• _Prompt_: Where in the records does the word "background" appear? Copy each line that holds it.

(Dataset rows describing interfaces)
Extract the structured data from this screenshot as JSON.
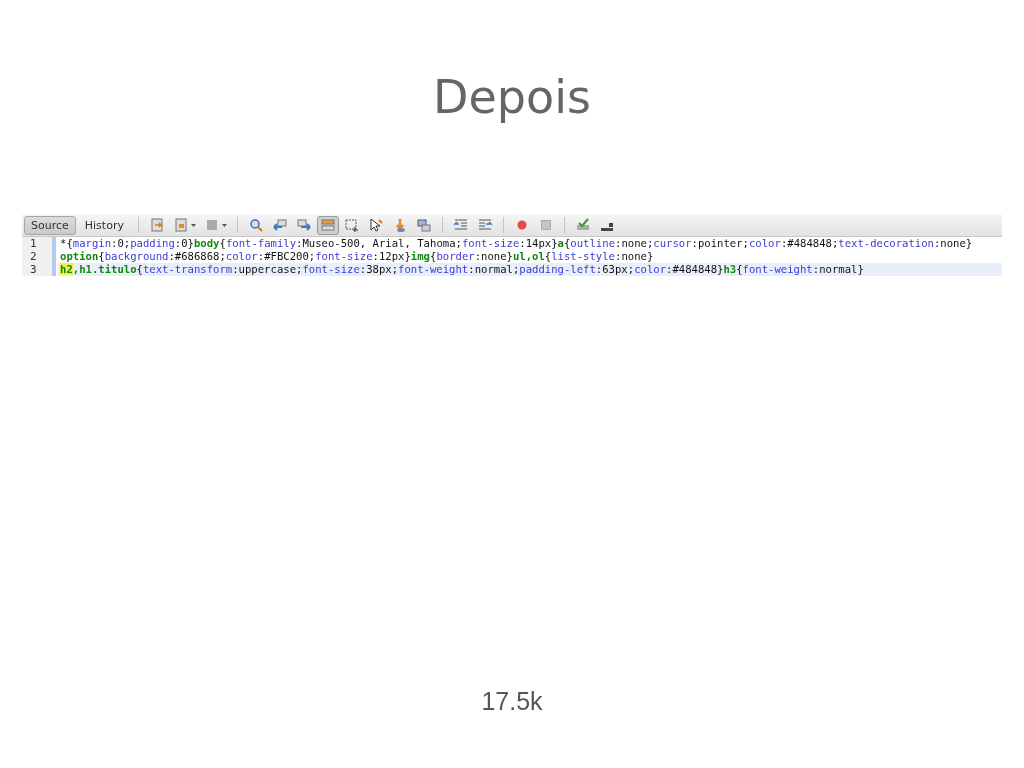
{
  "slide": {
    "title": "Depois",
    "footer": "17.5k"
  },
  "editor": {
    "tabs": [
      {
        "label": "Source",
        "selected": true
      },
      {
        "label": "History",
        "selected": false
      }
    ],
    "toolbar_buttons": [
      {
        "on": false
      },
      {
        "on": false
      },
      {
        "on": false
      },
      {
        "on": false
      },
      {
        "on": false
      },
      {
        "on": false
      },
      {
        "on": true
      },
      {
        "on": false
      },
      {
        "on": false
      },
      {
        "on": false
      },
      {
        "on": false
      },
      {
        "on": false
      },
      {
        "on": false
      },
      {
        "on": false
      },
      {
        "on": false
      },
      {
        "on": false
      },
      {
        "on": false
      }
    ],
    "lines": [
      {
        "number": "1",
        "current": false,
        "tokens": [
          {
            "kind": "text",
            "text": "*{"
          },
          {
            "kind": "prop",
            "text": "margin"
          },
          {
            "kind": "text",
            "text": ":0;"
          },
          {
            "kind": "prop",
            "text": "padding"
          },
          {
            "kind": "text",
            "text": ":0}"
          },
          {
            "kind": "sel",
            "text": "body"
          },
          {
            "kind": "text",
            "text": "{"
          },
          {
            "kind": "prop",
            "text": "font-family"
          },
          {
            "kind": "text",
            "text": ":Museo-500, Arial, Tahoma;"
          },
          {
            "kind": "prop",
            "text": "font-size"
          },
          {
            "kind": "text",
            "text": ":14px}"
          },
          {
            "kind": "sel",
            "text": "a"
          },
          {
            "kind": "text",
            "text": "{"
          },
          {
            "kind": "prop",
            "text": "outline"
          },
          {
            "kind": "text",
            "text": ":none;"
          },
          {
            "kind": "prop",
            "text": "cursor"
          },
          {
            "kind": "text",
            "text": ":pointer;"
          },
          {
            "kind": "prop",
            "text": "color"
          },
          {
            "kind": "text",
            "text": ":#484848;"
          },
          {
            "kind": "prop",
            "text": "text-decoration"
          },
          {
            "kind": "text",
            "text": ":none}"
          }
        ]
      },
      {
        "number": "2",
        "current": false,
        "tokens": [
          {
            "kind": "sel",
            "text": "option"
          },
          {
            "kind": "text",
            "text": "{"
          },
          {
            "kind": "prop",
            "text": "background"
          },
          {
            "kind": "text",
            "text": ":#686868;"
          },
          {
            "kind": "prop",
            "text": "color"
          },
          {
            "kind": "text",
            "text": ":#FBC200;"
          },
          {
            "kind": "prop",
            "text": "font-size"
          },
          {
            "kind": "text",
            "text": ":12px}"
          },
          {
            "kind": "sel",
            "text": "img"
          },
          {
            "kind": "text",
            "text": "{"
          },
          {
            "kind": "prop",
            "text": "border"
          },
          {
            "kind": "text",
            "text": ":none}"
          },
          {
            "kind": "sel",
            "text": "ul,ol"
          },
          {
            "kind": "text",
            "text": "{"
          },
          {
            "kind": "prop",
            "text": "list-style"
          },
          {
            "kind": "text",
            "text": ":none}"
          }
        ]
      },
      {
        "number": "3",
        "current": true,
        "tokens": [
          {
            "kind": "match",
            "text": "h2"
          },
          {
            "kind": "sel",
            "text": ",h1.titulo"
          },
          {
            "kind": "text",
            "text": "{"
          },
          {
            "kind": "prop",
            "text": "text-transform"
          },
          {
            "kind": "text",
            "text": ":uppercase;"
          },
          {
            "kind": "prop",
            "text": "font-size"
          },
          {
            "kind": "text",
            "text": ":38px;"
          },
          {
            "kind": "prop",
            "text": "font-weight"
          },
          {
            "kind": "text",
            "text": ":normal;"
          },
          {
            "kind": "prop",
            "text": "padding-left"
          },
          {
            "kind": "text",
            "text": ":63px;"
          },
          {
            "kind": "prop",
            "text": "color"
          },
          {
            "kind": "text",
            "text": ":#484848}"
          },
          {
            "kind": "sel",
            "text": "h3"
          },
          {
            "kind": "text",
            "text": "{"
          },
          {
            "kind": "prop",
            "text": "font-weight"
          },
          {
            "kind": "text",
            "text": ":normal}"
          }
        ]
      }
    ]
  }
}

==

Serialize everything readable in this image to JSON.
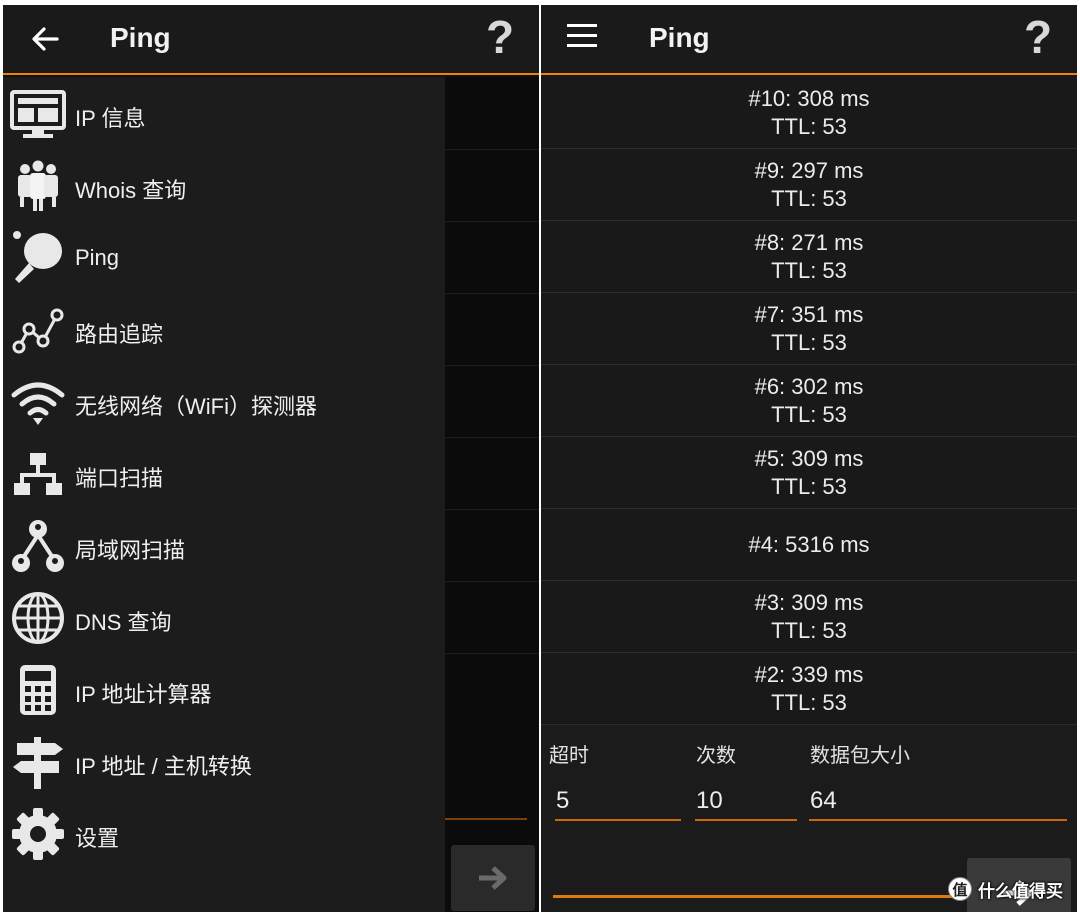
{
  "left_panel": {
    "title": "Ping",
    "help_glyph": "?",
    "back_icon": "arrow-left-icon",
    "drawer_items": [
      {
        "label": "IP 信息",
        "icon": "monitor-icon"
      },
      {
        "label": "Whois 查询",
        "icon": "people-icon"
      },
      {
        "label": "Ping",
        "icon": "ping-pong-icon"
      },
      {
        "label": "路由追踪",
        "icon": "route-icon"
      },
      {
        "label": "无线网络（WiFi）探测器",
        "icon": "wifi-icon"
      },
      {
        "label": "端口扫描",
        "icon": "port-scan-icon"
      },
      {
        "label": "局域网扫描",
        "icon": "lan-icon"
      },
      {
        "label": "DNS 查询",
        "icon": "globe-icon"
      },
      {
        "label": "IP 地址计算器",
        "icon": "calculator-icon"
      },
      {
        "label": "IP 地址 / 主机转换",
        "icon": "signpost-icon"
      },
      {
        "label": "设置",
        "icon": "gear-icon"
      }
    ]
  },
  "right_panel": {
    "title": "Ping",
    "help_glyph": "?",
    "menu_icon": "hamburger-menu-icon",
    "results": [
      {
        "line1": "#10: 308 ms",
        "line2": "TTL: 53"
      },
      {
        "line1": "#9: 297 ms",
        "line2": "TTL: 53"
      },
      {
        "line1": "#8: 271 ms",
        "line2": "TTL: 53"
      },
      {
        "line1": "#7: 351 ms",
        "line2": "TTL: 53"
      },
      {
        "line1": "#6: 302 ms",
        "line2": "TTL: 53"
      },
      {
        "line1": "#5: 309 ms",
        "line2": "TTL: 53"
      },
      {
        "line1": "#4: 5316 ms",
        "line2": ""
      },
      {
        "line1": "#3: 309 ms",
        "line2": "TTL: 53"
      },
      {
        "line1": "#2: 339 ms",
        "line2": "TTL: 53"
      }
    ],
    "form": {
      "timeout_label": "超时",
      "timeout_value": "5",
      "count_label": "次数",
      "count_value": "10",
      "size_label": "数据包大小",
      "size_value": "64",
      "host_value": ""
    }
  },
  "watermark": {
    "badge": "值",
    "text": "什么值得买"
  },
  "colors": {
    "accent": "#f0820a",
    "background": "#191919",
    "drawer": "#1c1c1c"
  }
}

• _Your solution_:
            "text": "background"
    "background": "#191919",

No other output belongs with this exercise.